A senior in Brookings this week was not given a COVID-19 vaccine during her scheduled appointment because of a food allergy. But the Centers for Disease Control and Prevention does not list food allergies as a concern. The situation highlights the variation in vaccination protocols.

On Monday, March 1st, Charlis Meador arrived at Curry Medical Center in Brookings for her scheduled COVID vaccination appointment. At 75-years-old and a retired operating room nurse, Meador was within Oregon’s vaccination eligibility.

Meador filled out her paperwork, noting that she is allergic to a type of melon related to cantaloupe. But she was surprised and upset when nurses said she couldn’t get vaccinated that day.

“I couldn’t believe it,” Meador says. “This was March 1st. Since January 4th they [CDC] were saying that only people with severe reactions to vaccines couldn’t get it.”

Meador has been closely following guidance about the coronavirus vaccines and was aware that for several months the CDC has advised people with food allergies to proceed with vaccination. CDC guidance from December notes that individuals with food allergies, including with a history of anaphylactic reactions, should require a 30-minute observation period after getting the vaccine.
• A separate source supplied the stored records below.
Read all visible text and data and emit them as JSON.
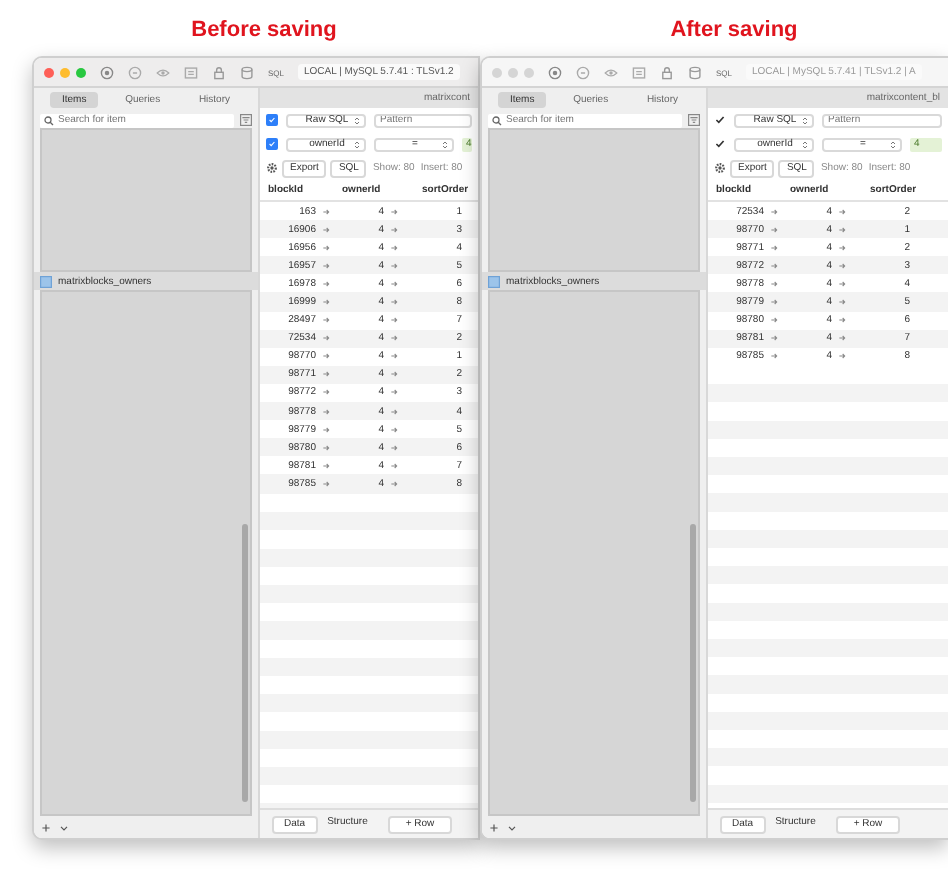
{
  "windows": [
    {
      "caption": "Before saving",
      "active": true,
      "sql_badge": "SQL",
      "connection": "LOCAL | MySQL 5.7.41 : TLSv1.2",
      "sidebar_tabs": [
        {
          "label": "Items",
          "selected": true
        },
        {
          "label": "Queries",
          "selected": false
        },
        {
          "label": "History",
          "selected": false
        }
      ],
      "search": {
        "placeholder": "Search for item"
      },
      "items": [
        {
          "label": "matrixblocks_owners",
          "selected": true
        }
      ],
      "table_title": "matrixcont",
      "filters": [
        {
          "checked": true,
          "column": "Raw SQL",
          "placeholder": "Pattern"
        },
        {
          "checked": true,
          "column": "ownerId",
          "operator": "=",
          "value": "4"
        }
      ],
      "actions": [
        "Export",
        "SQL"
      ],
      "show": "Show: 80",
      "insert": "Insert: 80",
      "columns": [
        "blockId",
        "ownerId",
        "sortOrder"
      ],
      "rows": [
        [
          "163",
          "4",
          "1"
        ],
        [
          "16906",
          "4",
          "3"
        ],
        [
          "16956",
          "4",
          "4"
        ],
        [
          "16957",
          "4",
          "5"
        ],
        [
          "16978",
          "4",
          "6"
        ],
        [
          "16999",
          "4",
          "8"
        ],
        [
          "28497",
          "4",
          "7"
        ],
        [
          "72534",
          "4",
          "2"
        ],
        [
          "98770",
          "4",
          "1"
        ],
        [
          "98771",
          "4",
          "2"
        ],
        [
          "98772",
          "4",
          "3"
        ],
        [
          "98778",
          "4",
          "4"
        ],
        [
          "98779",
          "4",
          "5"
        ],
        [
          "98780",
          "4",
          "6"
        ],
        [
          "98781",
          "4",
          "7"
        ],
        [
          "98785",
          "4",
          "8"
        ]
      ],
      "footer_tabs": [
        {
          "label": "Data",
          "selected": true
        },
        {
          "label": "Structure",
          "selected": false
        }
      ],
      "add_row": "+ Row"
    },
    {
      "caption": "After saving",
      "active": false,
      "sql_badge": "SQL",
      "connection": "LOCAL | MySQL 5.7.41 | TLSv1.2 | A",
      "sidebar_tabs": [
        {
          "label": "Items",
          "selected": true
        },
        {
          "label": "Queries",
          "selected": false
        },
        {
          "label": "History",
          "selected": false
        }
      ],
      "search": {
        "placeholder": "Search for item"
      },
      "items": [
        {
          "label": "matrixblocks_owners",
          "selected": true
        }
      ],
      "table_title": "matrixcontent_bl",
      "filters": [
        {
          "checked": true,
          "column": "Raw SQL",
          "placeholder": "Pattern"
        },
        {
          "checked": true,
          "column": "ownerId",
          "operator": "=",
          "value": "4"
        }
      ],
      "actions": [
        "Export",
        "SQL"
      ],
      "show": "Show: 80",
      "insert": "Insert: 80",
      "columns": [
        "blockId",
        "ownerId",
        "sortOrder"
      ],
      "rows": [
        [
          "72534",
          "4",
          "2"
        ],
        [
          "98770",
          "4",
          "1"
        ],
        [
          "98771",
          "4",
          "2"
        ],
        [
          "98772",
          "4",
          "3"
        ],
        [
          "98778",
          "4",
          "4"
        ],
        [
          "98779",
          "4",
          "5"
        ],
        [
          "98780",
          "4",
          "6"
        ],
        [
          "98781",
          "4",
          "7"
        ],
        [
          "98785",
          "4",
          "8"
        ]
      ],
      "footer_tabs": [
        {
          "label": "Data",
          "selected": true
        },
        {
          "label": "Structure",
          "selected": false
        }
      ],
      "add_row": "+ Row"
    }
  ]
}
“CDC recommends that people get vaccinated even if they have a history of severe allergic reactions not related to vaccines or injectable medications—such as food, pet, venom, environmental, or latex allergies,” the guidance states.
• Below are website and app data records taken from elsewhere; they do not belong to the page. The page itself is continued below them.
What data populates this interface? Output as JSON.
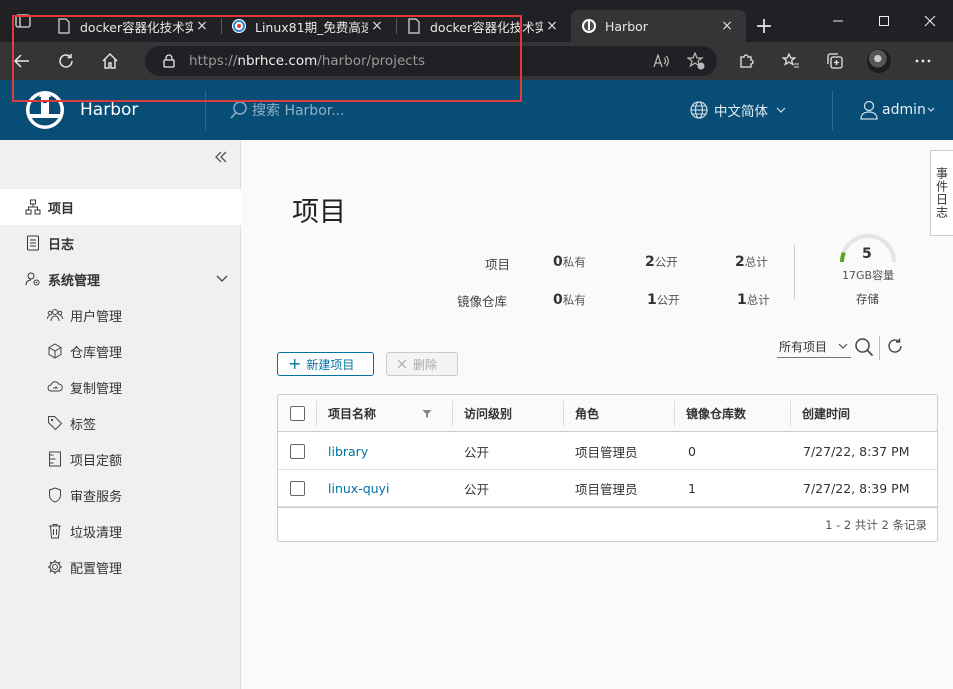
{
  "browser": {
    "tabs": [
      {
        "title": "docker容器化技术实",
        "close": "×"
      },
      {
        "title": "Linux81期_免费高速",
        "close": "×"
      },
      {
        "title": "docker容器化技术实",
        "close": "×"
      },
      {
        "title": "Harbor",
        "close": "×"
      }
    ],
    "new_tab": "+",
    "url_prefix": "https://",
    "url_host": "nbrhce.com",
    "url_path": "/harbor/projects"
  },
  "header": {
    "brand": "Harbor",
    "search_placeholder": "搜索 Harbor...",
    "language": "中文简体",
    "user": "admin"
  },
  "sidebar": {
    "items": [
      {
        "label": "项目"
      },
      {
        "label": "日志"
      },
      {
        "label": "系统管理"
      },
      {
        "label": "用户管理"
      },
      {
        "label": "仓库管理"
      },
      {
        "label": "复制管理"
      },
      {
        "label": "标签"
      },
      {
        "label": "项目定额"
      },
      {
        "label": "审查服务"
      },
      {
        "label": "垃圾清理"
      },
      {
        "label": "配置管理"
      }
    ]
  },
  "main": {
    "title": "项目",
    "stats": {
      "projects_label": "项目",
      "repos_label": "镜像仓库",
      "projects": {
        "private": "0",
        "private_label": "私有",
        "public": "2",
        "public_label": "公开",
        "total": "2",
        "total_label": "总计"
      },
      "repos": {
        "private": "0",
        "private_label": "私有",
        "public": "1",
        "public_label": "公开",
        "total": "1",
        "total_label": "总计"
      },
      "storage_count": "5",
      "capacity": "17GB容量",
      "storage_label": "存储",
      "usage_fraction": 0.12
    },
    "filter_label": "所有项目",
    "new_project": "新建项目",
    "delete": "删除",
    "columns": [
      "项目名称",
      "访问级别",
      "角色",
      "镜像仓库数",
      "创建时间"
    ],
    "rows": [
      {
        "name": "library",
        "access": "公开",
        "role": "项目管理员",
        "repos": "0",
        "created": "7/27/22, 8:37 PM"
      },
      {
        "name": "linux-quyi",
        "access": "公开",
        "role": "项目管理员",
        "repos": "1",
        "created": "7/27/22, 8:39 PM"
      }
    ],
    "footer": "1 - 2 共计 2 条记录"
  },
  "event_tab": "事件日志",
  "colors": {
    "header": "#074d76",
    "link": "#0072a3",
    "highlight": "#e0393e"
  }
}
“You don’t deny people a potentially life-saving treatment without a damn good reason,” Meador says.

CDC guidance says individuals should not be vaccinated if they have an allergy to an ingredient in the COVID-19 vaccines from Pfizer-BioNTech, Moderna or Johnson & Johnson.

“I think what you can say is we’re taking a more conservative approach than what the CDC and others have,” says Ginny Williams, the chief executive officer for Curry Health Network.
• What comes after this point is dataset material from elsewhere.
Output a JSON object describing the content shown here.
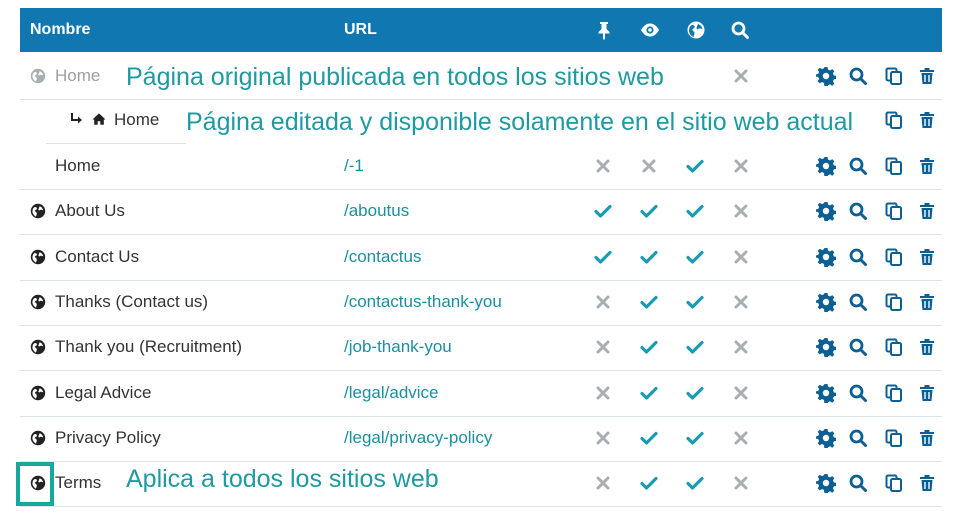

Williams says their hospital protocol requires patients with any type of allergy that results in anaphylactic reactions to consult with their provider before getting a vaccine. She noted the protocol is based on extreme caution and that consultation with a provider can be done in writing or over the phone.

“She [Meador] is not the only person that this has happened to and she is not the only person that we have required to get a consultation from their provider,” Williams says. “We’re not singling her out.”

While Williams says the hospital’s protocol was published on their vaccination registration website, it’s a reminder of possible variations in rules at hospitals during the pandemic vaccination efforts.

JPR reached out to the Oregon Health Authority with questions about state COVID-19 vaccine recommendations for local hospitals, but OHA did not immediately respond.

In the meantime, Meador rescheduled her appointment for next week. Williams says the situation will be evaluated so that medical staff can determine whether their protocol is too stringent.

Erik Neumann is JPR's news director. He earned a master's degree from the UC Berkeley Graduate School of Journalism and joined JPR as a reporter in 2019 after working at NPR member station KUER in Salt Lake City.